The chemical industry, one of the country's largest in terms of value, is concentrated in a few large state enterprises, including the Petrochemical Corporation (Petrokimya Anonimsirketi--Petkim) and Etibank, and some 600 private enterprises. Chemicals produced in Turkey include boron products, caustic soda, chlorine, industrial chemicals, and sodium phosphates. The high quality of the country's minerals gives it a comparative advantage in several products. Chemical exports increased during the second half of the 1980s but fell sharply in the early 1990s, mainly because of increasing competition and lower prices elsewhere. In the late 1980s, petrochemical production, dominated by Petkim, started with a complex at Yarmica, near Kocaeli, followed by a second at Aliaga, near Izmir. The complex includes twelve plants, seven subplants, a thermal power station, and a water supply dam. These plants supply small private-sector plants, which in turn manufacture finished products. The sector's goal is to make the country self-sufficient in petrochemicals rather than to export. In 1992 Turkey produced about 144,000 tons of polyvinyl chloride, about 238,000 tons of polyethylene, about 85,000 tons of benzine, and about 32,000 tons of carbon black.

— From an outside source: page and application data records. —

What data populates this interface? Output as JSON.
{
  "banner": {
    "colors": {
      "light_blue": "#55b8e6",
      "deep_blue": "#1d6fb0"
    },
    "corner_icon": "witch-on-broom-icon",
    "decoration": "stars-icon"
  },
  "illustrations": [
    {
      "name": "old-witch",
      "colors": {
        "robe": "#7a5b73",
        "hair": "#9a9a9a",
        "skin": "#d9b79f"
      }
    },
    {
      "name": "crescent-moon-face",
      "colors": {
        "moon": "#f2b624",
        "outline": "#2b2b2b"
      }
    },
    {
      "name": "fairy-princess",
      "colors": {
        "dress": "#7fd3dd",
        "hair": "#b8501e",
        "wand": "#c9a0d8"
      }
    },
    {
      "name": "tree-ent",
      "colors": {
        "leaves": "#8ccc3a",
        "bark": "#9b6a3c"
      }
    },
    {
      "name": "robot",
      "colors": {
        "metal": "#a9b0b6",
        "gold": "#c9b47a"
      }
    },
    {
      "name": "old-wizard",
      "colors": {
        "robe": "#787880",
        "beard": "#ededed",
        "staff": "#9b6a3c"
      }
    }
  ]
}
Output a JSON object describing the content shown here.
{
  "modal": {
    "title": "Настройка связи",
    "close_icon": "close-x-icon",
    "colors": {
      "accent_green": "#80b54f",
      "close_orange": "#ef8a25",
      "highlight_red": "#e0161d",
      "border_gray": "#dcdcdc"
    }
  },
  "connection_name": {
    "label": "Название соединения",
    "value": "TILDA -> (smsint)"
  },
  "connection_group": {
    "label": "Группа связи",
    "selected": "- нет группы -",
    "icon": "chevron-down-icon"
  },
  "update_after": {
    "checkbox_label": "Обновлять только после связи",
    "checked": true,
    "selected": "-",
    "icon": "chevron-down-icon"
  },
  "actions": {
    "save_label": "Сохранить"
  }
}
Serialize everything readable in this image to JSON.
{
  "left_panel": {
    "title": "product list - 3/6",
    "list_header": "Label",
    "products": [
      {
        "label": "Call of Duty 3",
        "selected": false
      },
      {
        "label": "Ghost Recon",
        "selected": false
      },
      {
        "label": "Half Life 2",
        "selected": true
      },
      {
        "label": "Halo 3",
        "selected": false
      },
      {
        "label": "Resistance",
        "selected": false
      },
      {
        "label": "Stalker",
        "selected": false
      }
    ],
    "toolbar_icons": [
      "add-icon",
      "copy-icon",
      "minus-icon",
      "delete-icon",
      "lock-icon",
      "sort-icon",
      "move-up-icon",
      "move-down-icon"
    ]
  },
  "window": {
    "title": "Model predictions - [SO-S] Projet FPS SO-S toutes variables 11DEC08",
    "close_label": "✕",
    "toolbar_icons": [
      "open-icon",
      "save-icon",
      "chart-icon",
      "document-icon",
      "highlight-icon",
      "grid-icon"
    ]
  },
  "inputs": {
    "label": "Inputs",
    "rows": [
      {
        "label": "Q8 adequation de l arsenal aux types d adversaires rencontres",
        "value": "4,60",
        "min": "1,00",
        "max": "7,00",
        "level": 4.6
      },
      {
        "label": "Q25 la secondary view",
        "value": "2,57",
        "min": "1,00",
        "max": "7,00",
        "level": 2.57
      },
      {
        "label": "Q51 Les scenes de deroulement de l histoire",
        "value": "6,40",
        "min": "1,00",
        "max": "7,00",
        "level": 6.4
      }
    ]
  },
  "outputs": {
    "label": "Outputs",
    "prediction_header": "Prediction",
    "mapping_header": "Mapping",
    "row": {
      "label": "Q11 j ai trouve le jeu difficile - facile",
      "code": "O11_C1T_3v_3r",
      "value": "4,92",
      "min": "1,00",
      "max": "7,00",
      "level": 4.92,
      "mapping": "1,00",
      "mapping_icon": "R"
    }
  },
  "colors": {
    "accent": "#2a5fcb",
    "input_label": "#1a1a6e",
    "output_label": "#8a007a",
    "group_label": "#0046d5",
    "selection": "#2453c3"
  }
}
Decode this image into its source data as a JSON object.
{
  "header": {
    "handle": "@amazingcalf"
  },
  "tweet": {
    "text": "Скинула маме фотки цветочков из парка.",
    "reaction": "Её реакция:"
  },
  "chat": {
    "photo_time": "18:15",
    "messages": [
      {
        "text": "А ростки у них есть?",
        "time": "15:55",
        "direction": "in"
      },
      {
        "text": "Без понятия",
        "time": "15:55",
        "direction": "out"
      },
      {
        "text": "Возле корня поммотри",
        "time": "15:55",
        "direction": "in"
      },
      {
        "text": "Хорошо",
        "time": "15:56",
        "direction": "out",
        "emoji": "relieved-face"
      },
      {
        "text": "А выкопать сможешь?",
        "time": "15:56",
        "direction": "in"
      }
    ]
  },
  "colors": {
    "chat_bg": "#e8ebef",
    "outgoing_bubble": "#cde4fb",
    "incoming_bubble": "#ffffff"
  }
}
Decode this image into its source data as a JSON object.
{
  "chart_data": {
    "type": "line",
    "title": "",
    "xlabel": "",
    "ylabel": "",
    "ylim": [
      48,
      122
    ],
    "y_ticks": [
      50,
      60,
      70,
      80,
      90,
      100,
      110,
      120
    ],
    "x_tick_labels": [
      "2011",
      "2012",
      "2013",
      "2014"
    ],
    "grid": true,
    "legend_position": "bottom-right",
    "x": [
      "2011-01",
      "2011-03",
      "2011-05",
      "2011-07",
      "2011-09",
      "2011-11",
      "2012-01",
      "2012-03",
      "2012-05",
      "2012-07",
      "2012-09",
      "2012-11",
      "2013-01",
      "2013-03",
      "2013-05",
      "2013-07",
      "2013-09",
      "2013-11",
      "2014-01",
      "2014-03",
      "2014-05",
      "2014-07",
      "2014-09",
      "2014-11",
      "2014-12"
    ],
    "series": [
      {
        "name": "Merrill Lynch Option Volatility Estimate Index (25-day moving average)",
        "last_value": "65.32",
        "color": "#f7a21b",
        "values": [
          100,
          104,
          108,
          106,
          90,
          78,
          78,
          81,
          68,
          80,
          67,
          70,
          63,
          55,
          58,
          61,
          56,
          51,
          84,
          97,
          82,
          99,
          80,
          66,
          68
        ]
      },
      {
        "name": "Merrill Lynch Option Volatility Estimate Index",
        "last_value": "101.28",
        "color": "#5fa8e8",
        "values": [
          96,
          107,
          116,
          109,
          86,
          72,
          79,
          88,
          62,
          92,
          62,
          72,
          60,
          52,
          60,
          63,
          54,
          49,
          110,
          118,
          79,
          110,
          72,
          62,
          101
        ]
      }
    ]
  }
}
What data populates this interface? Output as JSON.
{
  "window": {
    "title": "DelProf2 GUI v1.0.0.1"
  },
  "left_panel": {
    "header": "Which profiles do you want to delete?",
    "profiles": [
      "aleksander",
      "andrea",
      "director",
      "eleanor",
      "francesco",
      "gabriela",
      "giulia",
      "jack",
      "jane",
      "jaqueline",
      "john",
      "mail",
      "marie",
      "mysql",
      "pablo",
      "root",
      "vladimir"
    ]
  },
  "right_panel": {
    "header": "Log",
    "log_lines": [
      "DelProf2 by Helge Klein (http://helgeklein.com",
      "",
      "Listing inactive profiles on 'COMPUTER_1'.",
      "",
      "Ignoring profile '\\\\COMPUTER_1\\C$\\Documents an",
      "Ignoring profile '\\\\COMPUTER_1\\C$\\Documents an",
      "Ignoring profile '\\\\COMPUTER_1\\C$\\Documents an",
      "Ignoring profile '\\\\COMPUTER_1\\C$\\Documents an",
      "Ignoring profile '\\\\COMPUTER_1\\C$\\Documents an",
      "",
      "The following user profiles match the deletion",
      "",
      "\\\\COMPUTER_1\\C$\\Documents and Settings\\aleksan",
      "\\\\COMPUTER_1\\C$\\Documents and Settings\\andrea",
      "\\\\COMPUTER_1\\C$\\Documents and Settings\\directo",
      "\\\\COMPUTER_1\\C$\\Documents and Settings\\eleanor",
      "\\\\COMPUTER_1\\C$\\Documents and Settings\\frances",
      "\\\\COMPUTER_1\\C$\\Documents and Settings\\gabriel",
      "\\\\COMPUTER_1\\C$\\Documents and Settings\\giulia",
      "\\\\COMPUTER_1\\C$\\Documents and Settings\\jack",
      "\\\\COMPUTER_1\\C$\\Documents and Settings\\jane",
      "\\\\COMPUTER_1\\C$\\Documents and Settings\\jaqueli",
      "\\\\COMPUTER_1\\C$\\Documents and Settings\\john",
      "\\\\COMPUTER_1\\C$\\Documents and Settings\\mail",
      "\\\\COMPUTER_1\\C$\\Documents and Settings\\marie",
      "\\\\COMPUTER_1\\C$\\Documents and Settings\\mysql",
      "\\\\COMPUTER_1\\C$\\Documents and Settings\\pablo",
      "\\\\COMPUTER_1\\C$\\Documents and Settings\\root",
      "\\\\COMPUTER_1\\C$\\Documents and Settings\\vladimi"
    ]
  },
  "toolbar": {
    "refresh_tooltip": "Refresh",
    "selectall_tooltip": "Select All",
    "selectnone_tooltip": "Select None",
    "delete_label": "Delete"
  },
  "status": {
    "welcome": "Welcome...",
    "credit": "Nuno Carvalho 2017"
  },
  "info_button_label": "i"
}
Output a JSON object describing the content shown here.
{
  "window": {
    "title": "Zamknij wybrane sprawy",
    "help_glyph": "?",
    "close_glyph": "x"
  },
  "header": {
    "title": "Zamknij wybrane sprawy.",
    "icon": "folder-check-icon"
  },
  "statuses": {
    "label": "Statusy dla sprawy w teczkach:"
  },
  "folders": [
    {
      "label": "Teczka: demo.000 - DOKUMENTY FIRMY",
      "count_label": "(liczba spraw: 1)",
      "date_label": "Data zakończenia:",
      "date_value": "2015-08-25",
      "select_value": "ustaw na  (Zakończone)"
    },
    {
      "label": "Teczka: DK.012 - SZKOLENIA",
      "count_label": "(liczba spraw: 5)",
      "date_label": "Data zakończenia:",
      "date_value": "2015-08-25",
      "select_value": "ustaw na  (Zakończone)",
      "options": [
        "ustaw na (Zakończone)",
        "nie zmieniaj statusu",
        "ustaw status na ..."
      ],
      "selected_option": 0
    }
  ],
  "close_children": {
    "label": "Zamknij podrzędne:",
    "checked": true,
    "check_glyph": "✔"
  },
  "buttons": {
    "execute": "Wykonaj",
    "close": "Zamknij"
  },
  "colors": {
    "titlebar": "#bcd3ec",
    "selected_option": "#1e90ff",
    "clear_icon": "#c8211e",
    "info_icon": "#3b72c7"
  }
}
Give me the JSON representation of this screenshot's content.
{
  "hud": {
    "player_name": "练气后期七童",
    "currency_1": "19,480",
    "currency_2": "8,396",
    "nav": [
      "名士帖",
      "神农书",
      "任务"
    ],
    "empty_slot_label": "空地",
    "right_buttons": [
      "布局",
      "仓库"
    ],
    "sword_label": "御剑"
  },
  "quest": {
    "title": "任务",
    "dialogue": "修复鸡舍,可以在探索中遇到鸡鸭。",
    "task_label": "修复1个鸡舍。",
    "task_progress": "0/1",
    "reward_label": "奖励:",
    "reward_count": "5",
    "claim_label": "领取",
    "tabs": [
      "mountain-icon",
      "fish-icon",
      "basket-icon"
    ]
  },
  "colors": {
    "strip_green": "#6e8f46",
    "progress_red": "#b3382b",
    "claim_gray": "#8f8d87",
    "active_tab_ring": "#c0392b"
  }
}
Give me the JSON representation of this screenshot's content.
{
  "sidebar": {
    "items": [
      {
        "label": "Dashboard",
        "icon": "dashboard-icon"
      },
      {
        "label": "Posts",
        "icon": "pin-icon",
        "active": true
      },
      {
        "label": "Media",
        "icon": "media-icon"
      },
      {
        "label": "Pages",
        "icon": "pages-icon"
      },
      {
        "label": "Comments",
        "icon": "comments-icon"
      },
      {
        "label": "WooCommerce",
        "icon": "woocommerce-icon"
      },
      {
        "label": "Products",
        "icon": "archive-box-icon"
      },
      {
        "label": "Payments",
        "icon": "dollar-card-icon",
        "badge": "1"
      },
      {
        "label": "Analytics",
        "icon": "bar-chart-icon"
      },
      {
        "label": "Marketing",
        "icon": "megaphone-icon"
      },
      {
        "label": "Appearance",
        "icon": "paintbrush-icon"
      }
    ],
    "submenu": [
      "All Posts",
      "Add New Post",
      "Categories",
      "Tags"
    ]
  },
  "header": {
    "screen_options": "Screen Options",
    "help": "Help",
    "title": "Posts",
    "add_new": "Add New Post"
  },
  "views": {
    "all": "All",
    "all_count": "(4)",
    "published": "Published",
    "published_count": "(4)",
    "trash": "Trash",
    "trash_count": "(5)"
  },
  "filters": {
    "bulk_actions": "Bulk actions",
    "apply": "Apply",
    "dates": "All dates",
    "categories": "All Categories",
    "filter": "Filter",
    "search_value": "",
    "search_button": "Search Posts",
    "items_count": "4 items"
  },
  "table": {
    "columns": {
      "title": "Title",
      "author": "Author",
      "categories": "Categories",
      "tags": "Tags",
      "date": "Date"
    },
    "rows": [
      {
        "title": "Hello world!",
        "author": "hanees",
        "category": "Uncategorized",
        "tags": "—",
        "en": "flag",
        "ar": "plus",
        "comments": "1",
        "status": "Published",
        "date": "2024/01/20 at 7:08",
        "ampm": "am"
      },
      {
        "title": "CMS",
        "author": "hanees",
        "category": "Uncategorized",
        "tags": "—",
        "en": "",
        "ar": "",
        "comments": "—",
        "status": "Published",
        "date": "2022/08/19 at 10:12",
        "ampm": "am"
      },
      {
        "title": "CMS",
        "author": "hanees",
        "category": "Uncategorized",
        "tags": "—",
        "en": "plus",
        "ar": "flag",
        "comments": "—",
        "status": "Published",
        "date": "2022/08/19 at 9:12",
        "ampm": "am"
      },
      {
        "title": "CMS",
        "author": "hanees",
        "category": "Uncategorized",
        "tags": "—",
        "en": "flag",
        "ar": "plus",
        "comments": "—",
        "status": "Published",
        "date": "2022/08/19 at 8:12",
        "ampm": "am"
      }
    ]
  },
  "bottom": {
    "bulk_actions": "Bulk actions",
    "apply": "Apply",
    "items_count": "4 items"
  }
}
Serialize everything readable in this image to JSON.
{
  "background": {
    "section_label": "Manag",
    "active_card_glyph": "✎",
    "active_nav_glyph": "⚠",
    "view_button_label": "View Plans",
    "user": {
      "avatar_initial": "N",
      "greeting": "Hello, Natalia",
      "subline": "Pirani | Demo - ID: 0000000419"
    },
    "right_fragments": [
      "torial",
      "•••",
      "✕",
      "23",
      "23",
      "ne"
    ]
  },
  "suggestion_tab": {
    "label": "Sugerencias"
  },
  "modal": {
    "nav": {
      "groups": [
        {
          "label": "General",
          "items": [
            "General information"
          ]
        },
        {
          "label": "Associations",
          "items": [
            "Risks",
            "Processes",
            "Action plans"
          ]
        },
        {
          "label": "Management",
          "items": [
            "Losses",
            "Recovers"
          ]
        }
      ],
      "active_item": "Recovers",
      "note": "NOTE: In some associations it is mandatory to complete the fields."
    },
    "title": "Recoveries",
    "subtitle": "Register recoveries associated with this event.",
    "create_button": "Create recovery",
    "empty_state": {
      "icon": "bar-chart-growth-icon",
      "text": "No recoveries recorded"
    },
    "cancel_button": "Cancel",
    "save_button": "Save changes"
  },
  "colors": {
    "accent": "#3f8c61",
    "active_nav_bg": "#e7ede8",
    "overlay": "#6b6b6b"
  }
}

Turkey's automobile industry, established in the mid-1960s, was gradually exposed to imports after 1980. Although the sector recovered from low production levels after 1983, domestic producers remain weak. Industry observers believe that Turkey's automobile makers are too numerous and too inefficient, but market prospects appear fairly favorable because of the low per capita ownership of cars. Car output rose from about 55,000 units in 1985 to about 300,000 units in 1993. Including trucks, buses, and tractors, Turkey produced about 345,000 units in 1992. Some 60,000 vehicles were imported in that year, a figure that should increase in the near future if Turkey gains entrance into the European customs union. Turkish producers benefit from a 20 percent tariff on foreign imports.
The Turkish automobile industry in 1995 consisted of three producers, each affiliated with a foreign manufacturer: Tofas, which assembles Fiat passenger cars; Oyak-Renault, which assembles Renaults; and General Motors, builder of Opel Vectras. Toyota in partnership with local conglomerate Sabançi Holding completed a plant in 1994 designed to produce 100,000 cars per year, and a Hyundai factory that would produce 100,000 units is scheduled to open in 1996.
Source: U.S. Library of Congress